**Supplied material:**

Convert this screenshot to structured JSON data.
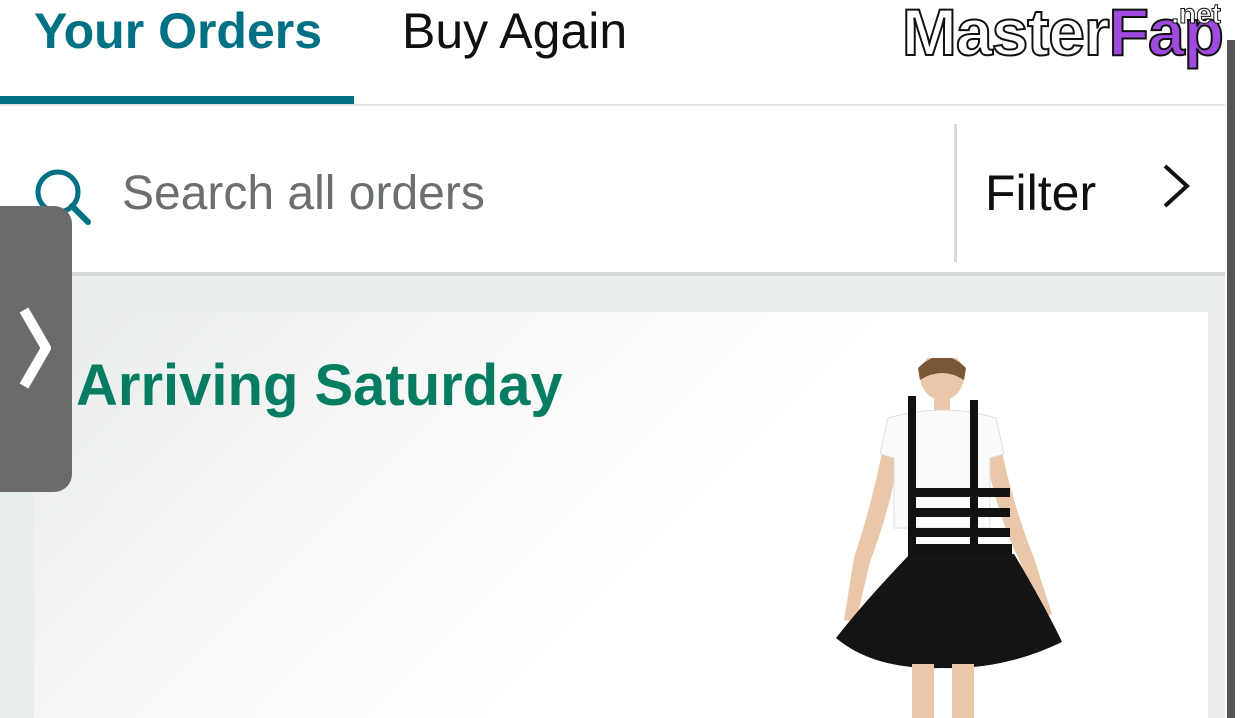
{
  "tabs": {
    "your_orders": "Your Orders",
    "buy_again": "Buy Again"
  },
  "watermark": {
    "word_a": "Master",
    "word_b": "Fap",
    "tld": ".net"
  },
  "search": {
    "placeholder": "Search all orders",
    "value": ""
  },
  "filter": {
    "label": "Filter",
    "icon": "chevron-right-icon"
  },
  "order_card": {
    "heading": "Arriving Saturday",
    "image": "product-image-black-suspender-skirt"
  },
  "drawer": {
    "icon": "chevron-right-icon"
  },
  "colors": {
    "accent_teal": "#007185",
    "arriving_green": "#067d62",
    "text_dark": "#0f1111",
    "text_muted": "#565959",
    "drawer_gray": "#6b6b6b"
  }
}
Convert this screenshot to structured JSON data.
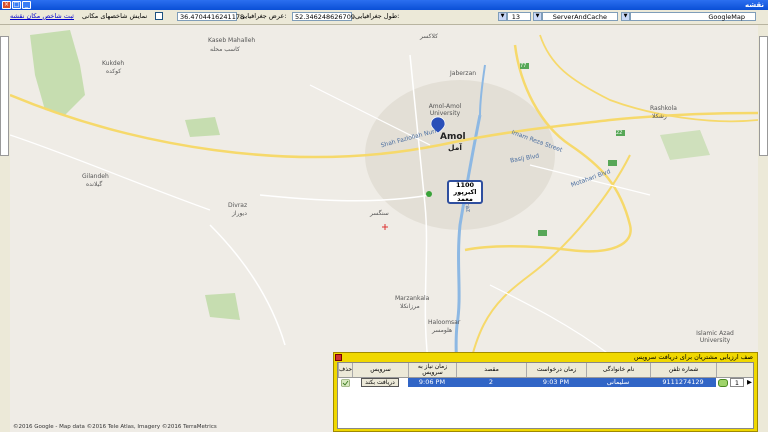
{
  "window": {
    "title": "نقشه"
  },
  "toolbar": {
    "map_source": "GoogleMap",
    "cache_mode": "ServerAndCache",
    "zoom": "13",
    "longitude_label": "طول جغرافیایی:",
    "longitude_value": "52.346248626709",
    "latitude_label": "عرض جغرافیایی:",
    "latitude_value": "36.4704416241178",
    "show_markers_label": "نمایش شاخصهای مکانی",
    "register_link": "ثبت شاخص مکان نقشه"
  },
  "map": {
    "labels": {
      "kalaksar": "کلاکسر",
      "hajiabad": "Jaberzan",
      "amol_uni": "Amol-Amol University",
      "amol": "Amol",
      "amol_fa": "آمل",
      "rashkola": "Rashkola",
      "rashkola_fa": "رشکلا",
      "kaseb": "Kaseb Mahalleh",
      "kaseb_fa": "کاسب محله",
      "kukdeh": "Kukdeh",
      "kukdeh_fa": "کوکده",
      "gilandeh": "Gilandeh",
      "gilandeh_fa": "گیلانده",
      "divraz": "Divraz",
      "divraz_fa": "دیوراز",
      "marzankala": "Marzankala",
      "marzankala_fa": "مرزانکلا",
      "haloomsar": "Haloomsar",
      "haloomsar_fa": "هلومسر",
      "islamic_azad": "Islamic Azad University",
      "shah_fazlollah": "Shah Fazlollah Nuri",
      "imam_reza": "Imam Reza Street",
      "basij": "Basij Blvd",
      "motahari": "Motahari Blvd",
      "haraz": "Haraz",
      "sangesar": "سنگسر",
      "road_77": "77",
      "road_22": "22"
    },
    "attribution": "©2016 Google - Map data ©2016 Tele Atlas, Imagery ©2016 TerraMetrics"
  },
  "marker": {
    "id": "1100",
    "name": "اکبرپور",
    "sub": "معمد"
  },
  "panel": {
    "title": "صف ارزیابی مشتریان برای دریافت سرویس",
    "columns": [
      "شماره تلفن",
      "نام خانوادگی",
      "زمان درخواست",
      "مقصد",
      "زمان نیاز به سرویس",
      "سرویس",
      "حذف"
    ],
    "row": {
      "index": "1",
      "phone": "9111274129",
      "family": "سلیمانی",
      "request_time": "9:03 PM",
      "destination": "2",
      "need_time": "9:06 PM",
      "service_btn": "دریافت بکند"
    }
  },
  "colors": {
    "accent": "#3165c6",
    "panel_bg": "#f0d800",
    "road_major": "#f6d96b",
    "river": "#8db8e3"
  }
}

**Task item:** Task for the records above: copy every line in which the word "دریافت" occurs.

**Answer area:**
    "title": "صف ارزیابی مشتریان برای دریافت سرویس",
      "service_btn": "دریافت بکند"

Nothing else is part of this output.